July 4-6, 1997
Many years ago, I was returning from some weekend trip that hadn’t gone very smoothly, in the company of my stepson, Will. He was about 11 or 12 at the time. After driving for sometime in silence, reflecting on the weekend, Will said: “I think I know the definition of an adventure. An adventure is something that isn’t too much fun when you are doing it, but it makes for great stories after it is over”. By this definition, ten of us had quite an adventure over the 4th of July holiday on Little Tahoma. Little Tahoma is a pointed, rocky side peak to the east of Mount Rainier. At 11,117 ft., it is the third highest peak in Washington — higher than Mt. Baker and Glacier Peak. With a trailhead at 3,800 ft. elevation, it is a significant undertaking to climb.

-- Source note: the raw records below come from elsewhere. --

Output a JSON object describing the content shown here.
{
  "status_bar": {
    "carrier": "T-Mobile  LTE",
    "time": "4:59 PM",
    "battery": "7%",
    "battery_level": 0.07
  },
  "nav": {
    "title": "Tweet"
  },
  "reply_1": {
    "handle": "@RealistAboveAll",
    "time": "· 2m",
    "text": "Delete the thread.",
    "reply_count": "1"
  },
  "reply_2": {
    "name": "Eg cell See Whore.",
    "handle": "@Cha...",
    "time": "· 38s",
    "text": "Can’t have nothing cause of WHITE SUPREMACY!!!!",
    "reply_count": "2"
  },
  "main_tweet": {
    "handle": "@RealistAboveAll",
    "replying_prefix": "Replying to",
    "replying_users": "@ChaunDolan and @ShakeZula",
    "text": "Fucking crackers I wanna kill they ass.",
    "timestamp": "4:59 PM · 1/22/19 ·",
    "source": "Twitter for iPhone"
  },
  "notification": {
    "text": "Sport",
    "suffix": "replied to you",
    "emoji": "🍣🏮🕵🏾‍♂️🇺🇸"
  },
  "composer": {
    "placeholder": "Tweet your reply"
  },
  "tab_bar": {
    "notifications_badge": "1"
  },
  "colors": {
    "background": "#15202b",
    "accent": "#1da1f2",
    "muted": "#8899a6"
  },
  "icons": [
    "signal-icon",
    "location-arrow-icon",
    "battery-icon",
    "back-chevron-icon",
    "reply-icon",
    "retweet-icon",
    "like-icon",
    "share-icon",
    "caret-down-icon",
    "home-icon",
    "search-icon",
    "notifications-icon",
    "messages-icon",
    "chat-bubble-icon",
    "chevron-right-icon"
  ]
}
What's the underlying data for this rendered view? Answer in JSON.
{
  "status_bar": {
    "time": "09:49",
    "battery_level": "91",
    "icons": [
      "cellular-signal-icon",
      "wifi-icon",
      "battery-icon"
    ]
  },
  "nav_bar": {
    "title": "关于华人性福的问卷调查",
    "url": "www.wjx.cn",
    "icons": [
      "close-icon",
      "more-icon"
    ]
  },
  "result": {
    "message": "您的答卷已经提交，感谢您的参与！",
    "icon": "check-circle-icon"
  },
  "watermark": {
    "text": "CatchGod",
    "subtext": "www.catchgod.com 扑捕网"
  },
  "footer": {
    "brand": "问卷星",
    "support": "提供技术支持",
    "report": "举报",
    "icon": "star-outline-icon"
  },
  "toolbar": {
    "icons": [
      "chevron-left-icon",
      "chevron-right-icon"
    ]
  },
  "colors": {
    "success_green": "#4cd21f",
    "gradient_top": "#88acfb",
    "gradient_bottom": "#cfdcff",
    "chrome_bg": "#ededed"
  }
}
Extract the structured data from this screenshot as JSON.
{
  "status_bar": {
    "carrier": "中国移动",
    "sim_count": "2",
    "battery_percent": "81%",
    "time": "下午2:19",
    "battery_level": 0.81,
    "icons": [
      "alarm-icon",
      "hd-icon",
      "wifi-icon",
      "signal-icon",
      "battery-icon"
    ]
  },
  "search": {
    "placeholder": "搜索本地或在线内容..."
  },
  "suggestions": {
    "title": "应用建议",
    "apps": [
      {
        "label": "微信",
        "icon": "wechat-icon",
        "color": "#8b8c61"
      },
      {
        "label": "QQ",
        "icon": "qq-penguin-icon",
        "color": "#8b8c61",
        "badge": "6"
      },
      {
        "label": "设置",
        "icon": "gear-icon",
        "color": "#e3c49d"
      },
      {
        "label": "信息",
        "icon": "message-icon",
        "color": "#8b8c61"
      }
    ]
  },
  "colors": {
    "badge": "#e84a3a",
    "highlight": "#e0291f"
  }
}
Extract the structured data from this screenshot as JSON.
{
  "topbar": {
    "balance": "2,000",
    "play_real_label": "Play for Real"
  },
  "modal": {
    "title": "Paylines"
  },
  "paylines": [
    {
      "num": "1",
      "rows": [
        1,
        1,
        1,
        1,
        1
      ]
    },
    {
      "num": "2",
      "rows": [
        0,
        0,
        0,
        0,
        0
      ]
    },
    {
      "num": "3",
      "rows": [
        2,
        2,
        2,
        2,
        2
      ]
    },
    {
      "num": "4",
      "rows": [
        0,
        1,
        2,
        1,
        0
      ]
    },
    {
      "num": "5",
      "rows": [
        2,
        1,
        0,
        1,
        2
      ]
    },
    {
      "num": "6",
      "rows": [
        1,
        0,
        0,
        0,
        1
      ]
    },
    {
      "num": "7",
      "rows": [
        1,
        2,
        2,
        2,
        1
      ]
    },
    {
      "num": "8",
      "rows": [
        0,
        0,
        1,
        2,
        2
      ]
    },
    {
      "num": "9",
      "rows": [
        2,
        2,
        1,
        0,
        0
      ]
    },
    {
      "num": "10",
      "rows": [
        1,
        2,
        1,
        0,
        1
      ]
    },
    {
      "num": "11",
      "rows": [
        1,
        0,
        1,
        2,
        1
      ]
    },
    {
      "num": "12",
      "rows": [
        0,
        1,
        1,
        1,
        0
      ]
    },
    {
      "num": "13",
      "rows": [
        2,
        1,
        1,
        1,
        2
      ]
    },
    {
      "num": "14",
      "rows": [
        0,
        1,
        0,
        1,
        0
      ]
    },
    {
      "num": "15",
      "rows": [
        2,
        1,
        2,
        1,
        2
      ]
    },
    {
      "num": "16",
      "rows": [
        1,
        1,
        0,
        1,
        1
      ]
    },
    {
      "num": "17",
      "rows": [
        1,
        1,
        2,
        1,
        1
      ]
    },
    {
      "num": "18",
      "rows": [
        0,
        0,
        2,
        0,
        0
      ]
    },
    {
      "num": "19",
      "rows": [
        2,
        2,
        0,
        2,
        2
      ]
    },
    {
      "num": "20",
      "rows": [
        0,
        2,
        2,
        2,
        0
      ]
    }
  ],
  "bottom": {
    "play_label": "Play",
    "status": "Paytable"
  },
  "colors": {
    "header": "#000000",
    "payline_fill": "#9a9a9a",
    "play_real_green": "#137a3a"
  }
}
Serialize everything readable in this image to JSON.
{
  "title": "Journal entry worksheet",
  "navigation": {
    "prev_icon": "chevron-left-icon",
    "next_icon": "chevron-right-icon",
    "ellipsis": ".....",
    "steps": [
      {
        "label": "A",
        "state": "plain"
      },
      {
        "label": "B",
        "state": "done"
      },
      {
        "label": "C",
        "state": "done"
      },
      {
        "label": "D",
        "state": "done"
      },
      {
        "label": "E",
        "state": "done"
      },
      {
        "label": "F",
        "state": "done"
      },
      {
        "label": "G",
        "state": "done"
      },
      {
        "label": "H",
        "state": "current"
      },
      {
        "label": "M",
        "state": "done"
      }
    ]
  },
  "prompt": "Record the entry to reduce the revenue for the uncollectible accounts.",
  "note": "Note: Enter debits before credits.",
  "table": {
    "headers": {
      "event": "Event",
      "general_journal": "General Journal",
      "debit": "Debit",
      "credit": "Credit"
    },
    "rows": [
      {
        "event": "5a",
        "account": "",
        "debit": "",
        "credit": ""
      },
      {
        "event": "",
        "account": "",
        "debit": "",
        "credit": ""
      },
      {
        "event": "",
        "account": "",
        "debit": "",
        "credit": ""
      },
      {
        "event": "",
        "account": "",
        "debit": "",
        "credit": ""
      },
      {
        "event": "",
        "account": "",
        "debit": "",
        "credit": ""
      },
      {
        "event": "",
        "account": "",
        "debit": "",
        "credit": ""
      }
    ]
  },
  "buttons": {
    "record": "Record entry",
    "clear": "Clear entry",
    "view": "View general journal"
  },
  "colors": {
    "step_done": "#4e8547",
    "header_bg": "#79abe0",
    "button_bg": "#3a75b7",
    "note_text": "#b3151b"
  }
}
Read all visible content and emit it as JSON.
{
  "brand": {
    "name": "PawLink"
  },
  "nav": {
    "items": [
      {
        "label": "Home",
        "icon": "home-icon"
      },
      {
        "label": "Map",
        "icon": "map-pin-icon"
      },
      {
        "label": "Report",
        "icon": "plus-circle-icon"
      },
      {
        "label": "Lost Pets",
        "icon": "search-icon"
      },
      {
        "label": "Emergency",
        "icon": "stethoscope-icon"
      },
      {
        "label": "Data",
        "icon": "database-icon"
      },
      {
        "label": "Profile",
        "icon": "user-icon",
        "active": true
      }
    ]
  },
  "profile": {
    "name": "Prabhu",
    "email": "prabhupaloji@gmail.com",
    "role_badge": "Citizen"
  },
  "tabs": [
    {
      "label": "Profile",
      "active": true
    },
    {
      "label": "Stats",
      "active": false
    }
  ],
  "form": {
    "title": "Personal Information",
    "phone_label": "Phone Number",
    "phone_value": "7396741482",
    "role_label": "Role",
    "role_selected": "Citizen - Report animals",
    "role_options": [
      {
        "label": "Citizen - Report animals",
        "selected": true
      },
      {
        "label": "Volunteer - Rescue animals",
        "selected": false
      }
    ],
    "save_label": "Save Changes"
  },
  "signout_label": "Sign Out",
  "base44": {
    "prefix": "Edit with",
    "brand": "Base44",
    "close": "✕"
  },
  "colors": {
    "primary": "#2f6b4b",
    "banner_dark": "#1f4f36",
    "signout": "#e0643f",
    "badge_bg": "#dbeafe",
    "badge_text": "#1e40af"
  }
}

Eight of us - Ken Ball, Julian Peñaloza, Seth Defoe, Sally Grosscup, Josh Ladau, John Pegg, Deb Carver and Susan Sullivan (leader) left Eugene the afternoon of July 3 and car camped on a logging road near Morton. In the morning, at the White River Ranger Station, we met up with the remaining two members of our group, Benjamin Donner and Chris Miller, and paid the National Park climbing fee ($15 per person). We then began a five-mile hike along scenic Fryingpan Creek to our high camp near the Fryingpan Glacier at the top of Meany Crest, at 7,000 ft.
On Saturday at 3:00 a.m., we arose to a mix of stars and clouds and unusually warm temperatures (56° according to Chris Miller’s thermometer!) We began the trek to the summit at 4:00. We could see the headlamps of the folks climbing the Emmons Glacier on Rainier as we traveled roped across the Fryingpan. The climb continued scenic and uneventful to about 10,500 ft., where we made the transition to crumbly, but not difficult, rock scrambling (Josh’s comment: “This is like Three Fingered Jack with glaciers!”). About 500 ft. of scrambling took us to the base of the relatively solid rock summit. John Pegg led the last 80-ft. pitch, and reached the top at about 12:15. Ken Ball followed him up, and then Josh took his turn heading up while the rest of us lazed at the base, waiting our turns. This idyllic climbing scene was suddenly transformed into a chaotic descent when a bolt of lightning and accompanying thunder broke our reverie. A thunderstorm about three or four miles away was moving in our direction. Josh hurriedly downclimbed; the group already on the ground headed downhill as quickly as safety would allow. Once Josh was off the rope, Ken and John rappelled off the summit and pulled the rope down. By the time the last members of the group had started down, the storm had moved in. Ice axes and pack stays were humming, and we could hear the electricity making a crackling sound in the rocks. We continued down post haste. Eventually, the worst of the storm passed, and the electrical phenomena stopped. Just as it seemed we had made it through that hazardous situation, we had another crisis. The fearless leader was struck in the hand by a falling rock. The smashing blow damaged my index finger and thumb, cutting tendons and exposing bone. John put his firstaid kit to use; once the injured parts were bandaged, he immobilized the hand with good old duct tape. I was able to downclimb the remaining easy rock on belay, then made it down the glacier in one of the middle positions on a four-person rope. We descended into a 9,000-ft. cloud layer that persisted into camp; we had no trouble locating camp, having placed wands on the ascent. At camp, Benjamin and I hurriedly packed up and headed for the trailhead. I left about half my equipment behind for others to carry out, in order to make the trip out a bit easier. We made it to the trailhead by 7:30 p.m., and made it to the Kent Hospital by 9:00. I was in surgery by 11:00, about nine hours after the accident occurred.
On Sunday morning, we were able to make it back to the trailhead before the rest of the group had hiked out, so I was able to return to Eugene with the rest of the crew. In retrospect, I am grateful that we were not all on the summit when the lightning storm struck. The injury should heal just fine, and I think we all learned some lessons about how to handle similar situations. I am grateful to the whole group for keeping composure under difficult circumstances, and helping to get me down safely. It was Benjamin’s first climb. He tells me that he still wants to climb again!